Members of Congress, most notably Boudinot, who was a native of New Jersey, felt that the situation had grown critical by the night of June 20.
"The air was alive with wild rumors," Collins wrote. "Some said that the mutineers intended to raid the bank; others declared that an assault would be made on the Council; others that Congress was to be seized and held for ransom … ."
The congressional committee demanded from the president of the state council of Pennsylvania some action to confront the soldiers and deal with the issue of pay. Multiple emergency sessions of state and congressional representatives were called over that weekend, and Boudinot dispatched a letter to Gen. George Washington asking for troops to quell the soldiers.
At 11 p.m. June 21, Boudinot wrote a second letter to Washington in which he sent three resolutions, one of which resolved "to summon the members of Congress to meet on Thursday next at Trenton or Princeton in New-Jersey in order that further & more effectual measures be taken for suppressing the Present revolt & maintaining the dignity and authority of the United States."
According to Collins, the state recognized that the citizens of Philadelphia were sympathetic to the concerns of the soldiers, and decided not to call out the militia against them. John Dickinson, president of the Pennsylvania state council, felt he could do nothing other than to "advise Mr. Boudinot to adjourn from the City."
Word made its way to Boudinot, and on June 23, 1783, he wrote to his brother, Elisha, in New Jersey, "Congress will not sit here, but have authorized me to change their place of Residence — I mean to adjourn to Princeton if the Inhabitants of New Jersey will protect us … ."
On June 24, Boudinot set off for Princeton after issuing the Proclamation Adjourning Congress to Princeton. In the proclamation he called for all the delegates to meet in Princeton June 26.
Personal ties bring Congress to Princeton
While historical records don't document the reasons why Boudinot chose Princeton over Trenton, Collins wrote that it was not the first time that members of Congress had considered Princeton as home to the federal government. Correspondence of 1779 shows at least one member of Congress referred to buying land in Princeton to establish public buildings for a permanent home for the federal government.
But historical accounts more or less deduced that Boudinot's reasons were personal. He knew Princeton well.
"As a boy he had played along its fertile street when his father's silversmith shop was also the village post office," Collins wrote. Boudinot had married Hannah Stockton, who was the sister of "Princeton's leading citizen," Richard Stockton, who had been a member of Congress and a signer of the Declaration of Independence.
There was also the fact that Boudinot's colleague John Witherspoon had left Congress a few months earlier to become president of the College of New Jersey. He was president from 1768 to 1794.
"Nor is it possible that as a trustee of the College of New Jersey he (Boudinot) had forgotten its unswerving loyalty to the Revolutionary cause or lost sight of the patriotism of citizens whose little village rejoiced in a well-earned reputation as a hot-bed of rebellion," Collins wrote.

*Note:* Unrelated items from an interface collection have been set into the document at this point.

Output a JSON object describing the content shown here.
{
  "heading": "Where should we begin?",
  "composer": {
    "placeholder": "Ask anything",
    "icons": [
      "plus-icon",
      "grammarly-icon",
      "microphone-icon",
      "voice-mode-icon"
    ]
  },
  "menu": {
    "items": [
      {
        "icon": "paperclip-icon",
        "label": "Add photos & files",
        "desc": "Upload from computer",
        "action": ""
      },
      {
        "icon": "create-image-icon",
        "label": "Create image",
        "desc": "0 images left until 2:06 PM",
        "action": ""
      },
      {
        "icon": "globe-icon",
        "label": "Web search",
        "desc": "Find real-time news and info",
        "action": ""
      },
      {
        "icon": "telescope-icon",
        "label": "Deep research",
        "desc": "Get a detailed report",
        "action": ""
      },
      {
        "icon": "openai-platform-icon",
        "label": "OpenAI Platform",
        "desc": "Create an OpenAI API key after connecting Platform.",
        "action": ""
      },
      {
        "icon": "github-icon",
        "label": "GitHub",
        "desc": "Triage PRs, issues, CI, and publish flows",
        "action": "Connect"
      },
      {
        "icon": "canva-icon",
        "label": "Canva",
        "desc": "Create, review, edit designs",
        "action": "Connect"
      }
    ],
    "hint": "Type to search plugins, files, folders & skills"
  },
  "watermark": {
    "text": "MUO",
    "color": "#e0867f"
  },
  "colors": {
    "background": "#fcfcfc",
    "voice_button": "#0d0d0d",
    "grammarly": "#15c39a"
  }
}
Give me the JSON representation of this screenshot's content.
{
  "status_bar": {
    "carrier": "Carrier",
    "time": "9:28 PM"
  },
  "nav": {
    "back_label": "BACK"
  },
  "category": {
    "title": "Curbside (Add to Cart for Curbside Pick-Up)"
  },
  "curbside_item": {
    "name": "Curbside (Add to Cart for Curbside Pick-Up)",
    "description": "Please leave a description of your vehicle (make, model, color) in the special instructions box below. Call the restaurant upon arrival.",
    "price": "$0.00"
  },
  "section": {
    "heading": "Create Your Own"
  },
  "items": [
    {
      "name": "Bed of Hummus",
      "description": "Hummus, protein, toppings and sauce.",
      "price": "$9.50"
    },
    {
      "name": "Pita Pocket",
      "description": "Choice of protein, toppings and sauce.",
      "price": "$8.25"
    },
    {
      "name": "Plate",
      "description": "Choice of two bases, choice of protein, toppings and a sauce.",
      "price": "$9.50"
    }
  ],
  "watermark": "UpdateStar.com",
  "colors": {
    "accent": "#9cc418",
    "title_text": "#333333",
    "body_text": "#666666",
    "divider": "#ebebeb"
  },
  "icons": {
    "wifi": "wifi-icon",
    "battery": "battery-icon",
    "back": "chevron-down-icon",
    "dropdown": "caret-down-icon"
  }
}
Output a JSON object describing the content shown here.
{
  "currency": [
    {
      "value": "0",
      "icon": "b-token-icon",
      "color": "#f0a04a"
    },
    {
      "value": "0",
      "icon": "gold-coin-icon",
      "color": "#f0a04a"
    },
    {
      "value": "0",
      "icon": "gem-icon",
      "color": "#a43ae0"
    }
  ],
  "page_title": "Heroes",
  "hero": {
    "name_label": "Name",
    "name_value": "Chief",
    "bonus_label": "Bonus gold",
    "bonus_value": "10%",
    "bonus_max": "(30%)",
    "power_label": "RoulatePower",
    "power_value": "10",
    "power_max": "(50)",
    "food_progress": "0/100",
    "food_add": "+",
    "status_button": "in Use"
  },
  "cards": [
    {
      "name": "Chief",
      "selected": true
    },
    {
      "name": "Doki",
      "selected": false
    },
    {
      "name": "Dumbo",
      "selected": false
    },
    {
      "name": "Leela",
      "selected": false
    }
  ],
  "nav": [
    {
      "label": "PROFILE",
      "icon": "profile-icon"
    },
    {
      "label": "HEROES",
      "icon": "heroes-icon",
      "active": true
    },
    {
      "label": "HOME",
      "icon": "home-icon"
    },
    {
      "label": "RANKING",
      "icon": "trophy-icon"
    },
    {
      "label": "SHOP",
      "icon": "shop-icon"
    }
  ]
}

The New Jersey State Council welcomed the Congress unanimously, submitting a letter pledging the loyalty of the state.
Vice President of the College Samuel Stanhope Smith also presented to Congress a letter on June 26, 1783, on behalf of the governors and masters of the University offering, "If the Hall, or library room, can be made of any service to Congress, as places in which to hold their Sessions, or for any other purpose, we pray that they would accept them during their continuance in this place."
The Congress passed a resolution July 2 accepting the use of Nassau Hall, sent a letter to the town July 4, and the University was the seat of the federal government from July to November of 1783.
It was while in Princeton that the Congress learned that the Treaty of Paris had been signed Sept. 3, 1783, and it was this peace treaty that ultimately recognized the nation's independence.